This article reports on a literature review of interventions specifically identified as emanating from a mental health promotion (as opposed to prevention) paradigm. A number of recurring debates in the field were identified, including language and terminology, defining ‘mental health’, models of mental health promotion, the use of overgeneralised concepts, values, beliefs and assumptions implicit in mental health promotion interventions, and diversity in what gets called mental health promotion and who does mental health promotion. The paper concludes by highlighting key issues critical to the future development of mental health promotion: the implications of mental health promotion being at an embryonic stage of development, the need for greater reflexivity, the need for integration, and issues concerning professional identity and practice in the mental health promotion field.
This paper aims to describe the development activity undertaken by a primary care mental team and public health specialists in Glasgow aimed at expanding the capacity of…
This paper aims to describe the development activity undertaken by a primary care mental team and public health specialists in Glasgow aimed at expanding the capacity of the primary care team to tackle health inequalities in the local area.
In association with the Glasgow Centre for Population Health (GCPH), a partnership between National Health Service Greater Glasgow and Clyde, Glasgow University, Glasgow City Council and the Scottish Government, work was undertaken to address inequalities within mental health in the context of service provision.

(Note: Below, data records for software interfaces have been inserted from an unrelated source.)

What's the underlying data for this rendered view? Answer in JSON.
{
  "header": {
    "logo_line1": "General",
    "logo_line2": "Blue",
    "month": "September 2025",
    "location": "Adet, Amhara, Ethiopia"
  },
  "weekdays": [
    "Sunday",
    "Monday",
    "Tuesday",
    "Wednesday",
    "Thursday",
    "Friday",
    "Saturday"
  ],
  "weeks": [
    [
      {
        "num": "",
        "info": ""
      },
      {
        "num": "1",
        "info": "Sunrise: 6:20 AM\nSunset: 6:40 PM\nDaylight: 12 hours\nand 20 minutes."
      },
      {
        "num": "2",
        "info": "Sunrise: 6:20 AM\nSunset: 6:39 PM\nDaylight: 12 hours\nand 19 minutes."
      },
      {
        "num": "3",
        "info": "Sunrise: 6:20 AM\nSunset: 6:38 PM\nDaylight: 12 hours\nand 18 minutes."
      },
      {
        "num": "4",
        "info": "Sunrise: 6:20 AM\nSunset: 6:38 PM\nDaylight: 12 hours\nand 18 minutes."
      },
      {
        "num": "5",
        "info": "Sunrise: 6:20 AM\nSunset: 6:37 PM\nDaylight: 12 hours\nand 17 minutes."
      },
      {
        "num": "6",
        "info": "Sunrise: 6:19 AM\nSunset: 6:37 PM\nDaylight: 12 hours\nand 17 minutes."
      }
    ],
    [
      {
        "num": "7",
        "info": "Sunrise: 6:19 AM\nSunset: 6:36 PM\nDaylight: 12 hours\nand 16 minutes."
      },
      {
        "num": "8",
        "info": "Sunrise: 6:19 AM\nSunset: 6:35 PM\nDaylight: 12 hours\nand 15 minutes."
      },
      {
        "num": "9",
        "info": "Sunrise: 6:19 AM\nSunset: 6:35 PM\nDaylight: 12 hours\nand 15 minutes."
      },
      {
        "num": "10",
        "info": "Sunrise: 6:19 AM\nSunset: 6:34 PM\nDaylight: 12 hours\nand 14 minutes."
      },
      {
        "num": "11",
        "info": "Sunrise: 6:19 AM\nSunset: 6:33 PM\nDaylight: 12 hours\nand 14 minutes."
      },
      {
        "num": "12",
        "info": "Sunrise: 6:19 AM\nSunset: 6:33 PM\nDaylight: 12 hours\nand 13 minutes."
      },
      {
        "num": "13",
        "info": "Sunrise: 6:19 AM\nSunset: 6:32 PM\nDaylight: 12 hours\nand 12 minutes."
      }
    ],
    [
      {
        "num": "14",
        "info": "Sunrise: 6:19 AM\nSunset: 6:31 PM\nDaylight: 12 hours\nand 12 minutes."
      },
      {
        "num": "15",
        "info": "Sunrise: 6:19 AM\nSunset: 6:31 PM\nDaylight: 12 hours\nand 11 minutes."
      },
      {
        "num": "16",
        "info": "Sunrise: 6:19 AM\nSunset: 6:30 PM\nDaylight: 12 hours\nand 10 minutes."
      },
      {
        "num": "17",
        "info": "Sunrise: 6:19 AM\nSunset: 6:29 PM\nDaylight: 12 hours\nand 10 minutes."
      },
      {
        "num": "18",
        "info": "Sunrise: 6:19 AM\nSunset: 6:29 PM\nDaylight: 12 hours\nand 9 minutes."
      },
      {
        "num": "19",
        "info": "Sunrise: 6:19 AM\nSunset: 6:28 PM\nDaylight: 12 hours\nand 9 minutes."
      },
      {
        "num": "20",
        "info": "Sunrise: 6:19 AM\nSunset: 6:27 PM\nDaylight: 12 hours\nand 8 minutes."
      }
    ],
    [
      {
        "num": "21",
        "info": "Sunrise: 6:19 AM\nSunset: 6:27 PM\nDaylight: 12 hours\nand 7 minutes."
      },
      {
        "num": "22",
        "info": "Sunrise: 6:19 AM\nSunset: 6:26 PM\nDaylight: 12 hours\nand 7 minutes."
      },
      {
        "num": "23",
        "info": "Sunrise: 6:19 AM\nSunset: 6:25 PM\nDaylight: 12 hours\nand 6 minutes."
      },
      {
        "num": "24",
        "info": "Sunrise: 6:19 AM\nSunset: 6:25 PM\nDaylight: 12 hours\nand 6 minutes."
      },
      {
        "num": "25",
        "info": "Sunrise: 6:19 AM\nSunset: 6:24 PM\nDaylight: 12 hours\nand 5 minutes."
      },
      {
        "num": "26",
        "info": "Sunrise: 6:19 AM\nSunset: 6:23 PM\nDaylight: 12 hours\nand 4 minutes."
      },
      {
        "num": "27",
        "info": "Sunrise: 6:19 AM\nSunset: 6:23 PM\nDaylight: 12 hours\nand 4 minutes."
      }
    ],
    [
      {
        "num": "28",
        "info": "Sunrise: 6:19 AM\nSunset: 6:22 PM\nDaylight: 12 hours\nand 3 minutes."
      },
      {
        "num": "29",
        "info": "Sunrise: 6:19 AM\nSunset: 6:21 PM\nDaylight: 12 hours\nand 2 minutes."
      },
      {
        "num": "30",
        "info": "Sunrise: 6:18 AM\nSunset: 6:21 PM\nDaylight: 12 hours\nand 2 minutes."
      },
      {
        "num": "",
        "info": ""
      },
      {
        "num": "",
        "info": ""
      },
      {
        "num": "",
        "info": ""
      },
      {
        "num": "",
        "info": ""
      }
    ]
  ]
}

In an attempt to progress work on inequalities, a suitable model was required and the approach offered by the GCPH was a valuable starting point. Through a systematic consideration of available approaches, and the baseline position, it was possible to begin to reflect on potential interventions, and to consider ways in which outcomes could be measured and reviewed. This process, which evolved in discussion within the team and senior management, became an important starting point for longer term action. It provided a means of beginning to grapple with the impact of inequalities on service provision, and was an important first step in prioritizing possible approaches.
The team is considering further collaboration with GCPH to explore how they might assess the extent of mental health and well‐being concerns in their population and the implications for future service development.
The concept of utilising greenspace to promote and maintain mental health predates the development of almost all current treatment modalities. Although the use of…
The concept of utilising greenspace to promote and maintain mental health predates the development of almost all current treatment modalities. Although the use of greenspace as a therapeutic tool decreased throughout the 20th century, research in this area has grown exponentially over the last 20 years. This review examines the theory and increasing evidence base behind the psychological, social and physical health benefits of viewing and interacting with greenspace, and considers some of the common methodological limitations within the literature.Those who use secondary and tertiary care mental health services typically experience secondary problems due to reduced levels of social and physical activity. This review argues that the holistic benefits of greenspace make ecotherapy particularly appropriate for such a population. The review recommends that the effects of ecotherapy on those who use secondary and tertiary mental health care services be explored as part of an effort to redress the absence in the literature of quality studies in this area for this population.